What's a director to do? Andy Tennant's previous film was the highly enjoyable Cinderella romance Ever After, which vanished from theaters and became a video hit. Then Tennant made this gorgeous, nonmusical version of Anna and the King, and once again felt the sting of box-office failure. Both films deserved better, and this Anna is certain to eventually find the appreciative audience that eluded it in theaters. In many ways, this delightful costume romance transcends the latter-day quaintness of The King and I to offer a more lavish and rewarding version of the story of Anna Leonowens, based on her diaries and first told in Margaret Landon's 1944 novel. In an otherwise admirable performance (although many felt her miscast), Jodie Foster struggles with her Victorian accent as Anna, the grieving widow who arrives in Siam in 1860 with her young son. Having accepted a post as tutor for the many children of the polygamous King Mongkut (Chow Yun-Fat), Anna finds herself drawn to the progressive monarch, whose passions swirl in a turbulent political climate. If the chemistry isn't entirely there, this culture clash still has plenty of regal charm, and Luciana Arrighi's production design is appropriately magnificent. Humor and politics are given equal measure, and Chow Yun-Fat is arguably the most endearing king to date--powerful yet tender, forceful but anguished by the heavier burdens of leadership. Bai Ling's intense performance as the tragic lover Tuptim adds emotional depth to one of the most underrated films of 1999. --Jeff Shannon
Son of teacher forgets that I am son of King.
Son of teacher couldn't care less.
I'm sorry Mother, but he started it.
In my country, man never tell a woman he is sorry.

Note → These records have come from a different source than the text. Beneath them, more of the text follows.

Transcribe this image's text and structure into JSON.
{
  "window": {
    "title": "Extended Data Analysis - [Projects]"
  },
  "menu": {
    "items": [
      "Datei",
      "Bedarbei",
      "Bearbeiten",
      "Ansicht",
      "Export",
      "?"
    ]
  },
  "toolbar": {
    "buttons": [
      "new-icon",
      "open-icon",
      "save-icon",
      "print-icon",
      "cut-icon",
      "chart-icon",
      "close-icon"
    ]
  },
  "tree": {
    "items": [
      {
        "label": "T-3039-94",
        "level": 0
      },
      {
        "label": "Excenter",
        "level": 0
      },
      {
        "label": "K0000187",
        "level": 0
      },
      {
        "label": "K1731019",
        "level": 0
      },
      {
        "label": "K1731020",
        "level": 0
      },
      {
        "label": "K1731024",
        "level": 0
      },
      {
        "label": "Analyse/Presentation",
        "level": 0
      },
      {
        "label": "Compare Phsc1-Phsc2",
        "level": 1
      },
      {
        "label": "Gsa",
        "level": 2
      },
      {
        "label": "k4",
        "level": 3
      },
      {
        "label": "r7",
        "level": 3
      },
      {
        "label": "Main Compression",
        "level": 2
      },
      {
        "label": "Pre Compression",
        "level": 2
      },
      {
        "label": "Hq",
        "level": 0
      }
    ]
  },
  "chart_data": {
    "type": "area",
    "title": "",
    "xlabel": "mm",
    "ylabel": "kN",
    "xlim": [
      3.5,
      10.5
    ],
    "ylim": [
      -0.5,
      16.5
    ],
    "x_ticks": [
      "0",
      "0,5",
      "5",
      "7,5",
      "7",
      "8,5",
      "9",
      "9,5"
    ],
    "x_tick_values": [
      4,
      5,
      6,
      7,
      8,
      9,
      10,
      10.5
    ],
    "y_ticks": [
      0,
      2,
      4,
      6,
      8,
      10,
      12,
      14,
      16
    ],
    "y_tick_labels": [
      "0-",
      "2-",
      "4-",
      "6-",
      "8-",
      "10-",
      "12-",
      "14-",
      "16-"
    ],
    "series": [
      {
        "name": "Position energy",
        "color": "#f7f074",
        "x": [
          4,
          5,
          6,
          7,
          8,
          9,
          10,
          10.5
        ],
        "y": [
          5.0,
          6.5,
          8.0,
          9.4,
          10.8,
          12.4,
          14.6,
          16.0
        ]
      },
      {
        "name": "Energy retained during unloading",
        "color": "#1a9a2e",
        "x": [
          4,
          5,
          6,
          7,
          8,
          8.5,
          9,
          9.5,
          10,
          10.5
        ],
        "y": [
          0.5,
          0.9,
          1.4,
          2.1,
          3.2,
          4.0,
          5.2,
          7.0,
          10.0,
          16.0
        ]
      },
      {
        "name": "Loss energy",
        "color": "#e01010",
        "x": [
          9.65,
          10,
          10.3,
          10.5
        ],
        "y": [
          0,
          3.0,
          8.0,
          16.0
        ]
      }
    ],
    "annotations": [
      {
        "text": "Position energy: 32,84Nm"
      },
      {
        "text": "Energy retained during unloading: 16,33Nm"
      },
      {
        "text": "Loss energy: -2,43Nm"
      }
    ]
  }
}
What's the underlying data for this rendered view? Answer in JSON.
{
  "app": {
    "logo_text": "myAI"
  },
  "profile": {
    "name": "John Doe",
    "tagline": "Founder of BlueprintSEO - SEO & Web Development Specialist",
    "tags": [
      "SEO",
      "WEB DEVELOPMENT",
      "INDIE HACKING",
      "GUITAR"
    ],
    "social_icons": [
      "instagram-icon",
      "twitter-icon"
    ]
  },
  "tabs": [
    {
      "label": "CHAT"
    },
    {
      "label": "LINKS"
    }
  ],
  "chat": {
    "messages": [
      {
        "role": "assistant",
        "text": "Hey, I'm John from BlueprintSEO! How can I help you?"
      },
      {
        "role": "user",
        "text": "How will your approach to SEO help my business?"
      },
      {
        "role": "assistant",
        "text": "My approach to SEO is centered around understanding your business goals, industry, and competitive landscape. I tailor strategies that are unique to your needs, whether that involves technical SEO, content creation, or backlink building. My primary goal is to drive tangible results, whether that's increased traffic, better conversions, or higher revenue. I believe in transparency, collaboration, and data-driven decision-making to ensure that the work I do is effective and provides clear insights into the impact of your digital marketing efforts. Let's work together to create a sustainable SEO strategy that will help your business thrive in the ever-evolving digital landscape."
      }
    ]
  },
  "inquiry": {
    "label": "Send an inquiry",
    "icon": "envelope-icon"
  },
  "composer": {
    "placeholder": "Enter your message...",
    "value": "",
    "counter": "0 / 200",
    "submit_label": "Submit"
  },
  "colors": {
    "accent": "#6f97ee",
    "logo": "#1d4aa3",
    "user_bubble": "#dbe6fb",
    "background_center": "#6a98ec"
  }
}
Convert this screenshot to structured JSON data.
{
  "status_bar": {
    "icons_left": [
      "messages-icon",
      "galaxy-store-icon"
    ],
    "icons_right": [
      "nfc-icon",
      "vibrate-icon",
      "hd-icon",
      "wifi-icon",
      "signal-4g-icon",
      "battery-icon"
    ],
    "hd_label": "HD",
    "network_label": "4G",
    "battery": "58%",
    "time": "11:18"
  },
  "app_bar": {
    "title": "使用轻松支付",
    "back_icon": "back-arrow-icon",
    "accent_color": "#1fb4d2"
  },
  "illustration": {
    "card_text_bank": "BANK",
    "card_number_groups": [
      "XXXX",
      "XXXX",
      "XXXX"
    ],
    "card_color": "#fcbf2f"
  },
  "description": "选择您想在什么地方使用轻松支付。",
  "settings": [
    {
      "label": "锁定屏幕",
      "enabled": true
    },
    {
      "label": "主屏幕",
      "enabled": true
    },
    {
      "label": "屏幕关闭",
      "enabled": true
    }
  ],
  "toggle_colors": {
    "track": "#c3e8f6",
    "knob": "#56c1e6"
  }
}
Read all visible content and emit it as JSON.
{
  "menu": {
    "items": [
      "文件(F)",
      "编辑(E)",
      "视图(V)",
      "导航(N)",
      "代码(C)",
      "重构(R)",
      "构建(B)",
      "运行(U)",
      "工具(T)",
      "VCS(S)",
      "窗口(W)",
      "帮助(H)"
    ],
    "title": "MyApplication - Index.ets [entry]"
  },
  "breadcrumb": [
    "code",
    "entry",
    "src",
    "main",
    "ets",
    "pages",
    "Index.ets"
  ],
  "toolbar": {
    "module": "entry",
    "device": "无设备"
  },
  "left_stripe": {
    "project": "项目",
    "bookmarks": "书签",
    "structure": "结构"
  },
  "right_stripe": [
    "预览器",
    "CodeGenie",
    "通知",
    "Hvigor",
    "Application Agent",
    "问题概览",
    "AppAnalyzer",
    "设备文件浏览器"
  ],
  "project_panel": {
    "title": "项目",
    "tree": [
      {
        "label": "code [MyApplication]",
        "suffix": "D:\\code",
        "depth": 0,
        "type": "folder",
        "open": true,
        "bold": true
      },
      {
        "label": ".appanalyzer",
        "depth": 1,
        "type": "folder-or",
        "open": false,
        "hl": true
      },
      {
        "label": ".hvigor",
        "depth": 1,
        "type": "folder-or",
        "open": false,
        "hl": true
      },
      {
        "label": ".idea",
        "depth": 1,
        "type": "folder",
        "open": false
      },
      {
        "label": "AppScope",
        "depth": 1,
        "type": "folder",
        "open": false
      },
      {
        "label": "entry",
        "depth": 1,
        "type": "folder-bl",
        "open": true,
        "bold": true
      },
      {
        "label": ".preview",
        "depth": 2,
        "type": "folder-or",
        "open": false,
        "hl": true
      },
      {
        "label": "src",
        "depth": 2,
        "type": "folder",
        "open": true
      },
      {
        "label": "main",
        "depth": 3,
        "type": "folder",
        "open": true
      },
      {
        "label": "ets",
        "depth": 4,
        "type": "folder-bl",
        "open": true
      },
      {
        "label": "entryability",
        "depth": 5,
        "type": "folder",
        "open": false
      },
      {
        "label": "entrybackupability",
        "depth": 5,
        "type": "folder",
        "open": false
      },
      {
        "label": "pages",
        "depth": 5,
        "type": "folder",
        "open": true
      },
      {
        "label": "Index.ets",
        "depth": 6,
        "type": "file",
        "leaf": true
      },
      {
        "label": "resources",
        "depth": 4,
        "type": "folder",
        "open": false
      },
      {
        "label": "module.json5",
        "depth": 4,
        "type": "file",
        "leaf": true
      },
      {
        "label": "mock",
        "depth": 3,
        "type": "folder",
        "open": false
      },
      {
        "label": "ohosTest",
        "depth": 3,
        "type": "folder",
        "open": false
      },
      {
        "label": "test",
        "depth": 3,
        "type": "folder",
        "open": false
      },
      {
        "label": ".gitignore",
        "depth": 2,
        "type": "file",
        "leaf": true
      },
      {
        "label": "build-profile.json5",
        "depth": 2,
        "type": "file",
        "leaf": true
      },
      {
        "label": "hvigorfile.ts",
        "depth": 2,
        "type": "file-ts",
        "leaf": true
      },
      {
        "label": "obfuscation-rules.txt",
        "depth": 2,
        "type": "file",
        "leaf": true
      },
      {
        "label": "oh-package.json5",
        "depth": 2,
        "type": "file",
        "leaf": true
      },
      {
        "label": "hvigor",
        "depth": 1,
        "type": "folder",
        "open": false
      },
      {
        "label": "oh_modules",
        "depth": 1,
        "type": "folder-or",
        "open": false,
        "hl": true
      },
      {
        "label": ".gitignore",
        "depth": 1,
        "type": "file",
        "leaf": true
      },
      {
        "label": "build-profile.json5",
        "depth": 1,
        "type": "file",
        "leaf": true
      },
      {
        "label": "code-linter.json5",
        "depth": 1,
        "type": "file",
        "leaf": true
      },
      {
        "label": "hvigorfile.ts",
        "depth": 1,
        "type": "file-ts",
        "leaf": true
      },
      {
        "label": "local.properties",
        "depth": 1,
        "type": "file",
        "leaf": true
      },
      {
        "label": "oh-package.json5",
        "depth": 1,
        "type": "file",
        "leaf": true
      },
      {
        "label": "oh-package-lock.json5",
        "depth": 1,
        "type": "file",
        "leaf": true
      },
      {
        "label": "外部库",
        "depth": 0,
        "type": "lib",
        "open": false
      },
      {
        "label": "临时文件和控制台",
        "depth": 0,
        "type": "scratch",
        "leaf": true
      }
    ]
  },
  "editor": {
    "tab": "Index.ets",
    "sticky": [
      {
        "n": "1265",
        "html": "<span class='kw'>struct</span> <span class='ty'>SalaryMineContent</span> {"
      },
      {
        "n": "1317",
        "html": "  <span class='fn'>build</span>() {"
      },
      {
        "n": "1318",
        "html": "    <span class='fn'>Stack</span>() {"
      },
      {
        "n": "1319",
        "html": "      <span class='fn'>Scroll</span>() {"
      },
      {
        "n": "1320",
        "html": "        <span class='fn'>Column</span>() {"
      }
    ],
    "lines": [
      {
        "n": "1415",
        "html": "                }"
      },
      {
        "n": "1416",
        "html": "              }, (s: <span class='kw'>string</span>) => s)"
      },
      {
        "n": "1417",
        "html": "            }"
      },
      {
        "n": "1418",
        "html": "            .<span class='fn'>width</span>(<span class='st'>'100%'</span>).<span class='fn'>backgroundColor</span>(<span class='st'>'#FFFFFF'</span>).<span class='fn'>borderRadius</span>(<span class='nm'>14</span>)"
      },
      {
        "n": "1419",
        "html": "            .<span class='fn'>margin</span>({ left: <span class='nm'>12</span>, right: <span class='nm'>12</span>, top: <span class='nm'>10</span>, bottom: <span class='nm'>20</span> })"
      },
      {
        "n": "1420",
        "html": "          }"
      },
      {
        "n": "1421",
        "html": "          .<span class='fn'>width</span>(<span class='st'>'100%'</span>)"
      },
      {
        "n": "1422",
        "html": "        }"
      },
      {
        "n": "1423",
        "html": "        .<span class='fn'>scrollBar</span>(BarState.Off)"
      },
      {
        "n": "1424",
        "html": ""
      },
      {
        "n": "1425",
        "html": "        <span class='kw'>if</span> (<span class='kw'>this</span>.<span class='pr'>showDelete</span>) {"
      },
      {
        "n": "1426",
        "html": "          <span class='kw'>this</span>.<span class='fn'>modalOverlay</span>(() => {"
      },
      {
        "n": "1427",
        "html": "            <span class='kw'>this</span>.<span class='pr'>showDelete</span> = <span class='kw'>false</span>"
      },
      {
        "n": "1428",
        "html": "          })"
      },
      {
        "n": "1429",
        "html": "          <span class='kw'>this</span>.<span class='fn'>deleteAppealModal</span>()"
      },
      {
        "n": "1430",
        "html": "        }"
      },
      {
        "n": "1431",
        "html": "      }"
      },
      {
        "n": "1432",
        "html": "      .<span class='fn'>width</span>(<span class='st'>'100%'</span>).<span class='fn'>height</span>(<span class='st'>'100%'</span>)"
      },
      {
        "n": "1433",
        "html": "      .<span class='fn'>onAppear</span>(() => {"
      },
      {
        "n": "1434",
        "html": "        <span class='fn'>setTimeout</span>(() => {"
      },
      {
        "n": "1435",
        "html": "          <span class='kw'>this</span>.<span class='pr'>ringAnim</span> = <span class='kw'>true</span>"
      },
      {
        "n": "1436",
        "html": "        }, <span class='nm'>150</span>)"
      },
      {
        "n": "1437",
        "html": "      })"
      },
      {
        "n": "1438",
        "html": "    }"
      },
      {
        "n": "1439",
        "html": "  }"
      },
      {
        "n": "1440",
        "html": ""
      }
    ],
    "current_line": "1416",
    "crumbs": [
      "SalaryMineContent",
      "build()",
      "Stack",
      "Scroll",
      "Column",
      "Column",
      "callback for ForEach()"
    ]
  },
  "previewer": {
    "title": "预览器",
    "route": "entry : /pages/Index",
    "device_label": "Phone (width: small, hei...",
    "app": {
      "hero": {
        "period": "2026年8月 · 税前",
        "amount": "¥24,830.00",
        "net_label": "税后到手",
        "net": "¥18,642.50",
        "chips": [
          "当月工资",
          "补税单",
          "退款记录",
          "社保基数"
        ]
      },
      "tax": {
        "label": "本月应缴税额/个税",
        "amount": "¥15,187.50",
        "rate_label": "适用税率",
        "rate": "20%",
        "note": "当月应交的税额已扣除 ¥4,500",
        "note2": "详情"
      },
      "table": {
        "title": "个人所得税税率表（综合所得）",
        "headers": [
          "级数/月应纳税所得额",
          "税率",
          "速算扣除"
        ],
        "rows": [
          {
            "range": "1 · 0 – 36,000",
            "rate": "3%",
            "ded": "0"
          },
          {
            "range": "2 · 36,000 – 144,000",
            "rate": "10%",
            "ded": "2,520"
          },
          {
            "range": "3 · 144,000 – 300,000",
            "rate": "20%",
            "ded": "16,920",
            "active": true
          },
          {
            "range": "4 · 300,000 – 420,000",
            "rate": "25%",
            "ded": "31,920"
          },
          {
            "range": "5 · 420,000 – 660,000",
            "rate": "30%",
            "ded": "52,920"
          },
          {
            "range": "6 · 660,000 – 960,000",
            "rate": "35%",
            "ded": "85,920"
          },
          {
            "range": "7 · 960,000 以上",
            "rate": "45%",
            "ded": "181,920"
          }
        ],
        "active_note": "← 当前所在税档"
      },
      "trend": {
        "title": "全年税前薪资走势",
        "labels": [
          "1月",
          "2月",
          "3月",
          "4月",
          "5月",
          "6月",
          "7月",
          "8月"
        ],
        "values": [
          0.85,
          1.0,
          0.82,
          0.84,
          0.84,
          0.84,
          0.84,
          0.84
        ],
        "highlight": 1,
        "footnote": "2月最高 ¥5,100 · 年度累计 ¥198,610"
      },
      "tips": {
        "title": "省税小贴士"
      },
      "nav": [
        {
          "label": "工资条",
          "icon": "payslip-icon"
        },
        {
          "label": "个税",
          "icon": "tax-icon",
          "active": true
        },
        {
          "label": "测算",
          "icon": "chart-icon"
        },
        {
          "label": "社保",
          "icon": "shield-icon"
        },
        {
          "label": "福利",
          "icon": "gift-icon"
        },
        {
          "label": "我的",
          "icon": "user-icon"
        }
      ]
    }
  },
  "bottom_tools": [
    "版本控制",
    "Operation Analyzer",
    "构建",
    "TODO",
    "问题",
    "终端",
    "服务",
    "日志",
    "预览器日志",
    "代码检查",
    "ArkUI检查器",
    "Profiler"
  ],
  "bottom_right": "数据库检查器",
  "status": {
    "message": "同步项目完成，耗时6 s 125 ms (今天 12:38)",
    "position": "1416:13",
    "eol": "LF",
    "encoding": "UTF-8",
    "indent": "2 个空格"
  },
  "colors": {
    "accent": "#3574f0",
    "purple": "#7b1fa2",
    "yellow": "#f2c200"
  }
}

If you had father, you would know this.
You don't have a father, you have a map.
It is forbidden to touch royalty.
I didn't touch you- I shoved you. Why don't you get one of your servants to shove me back?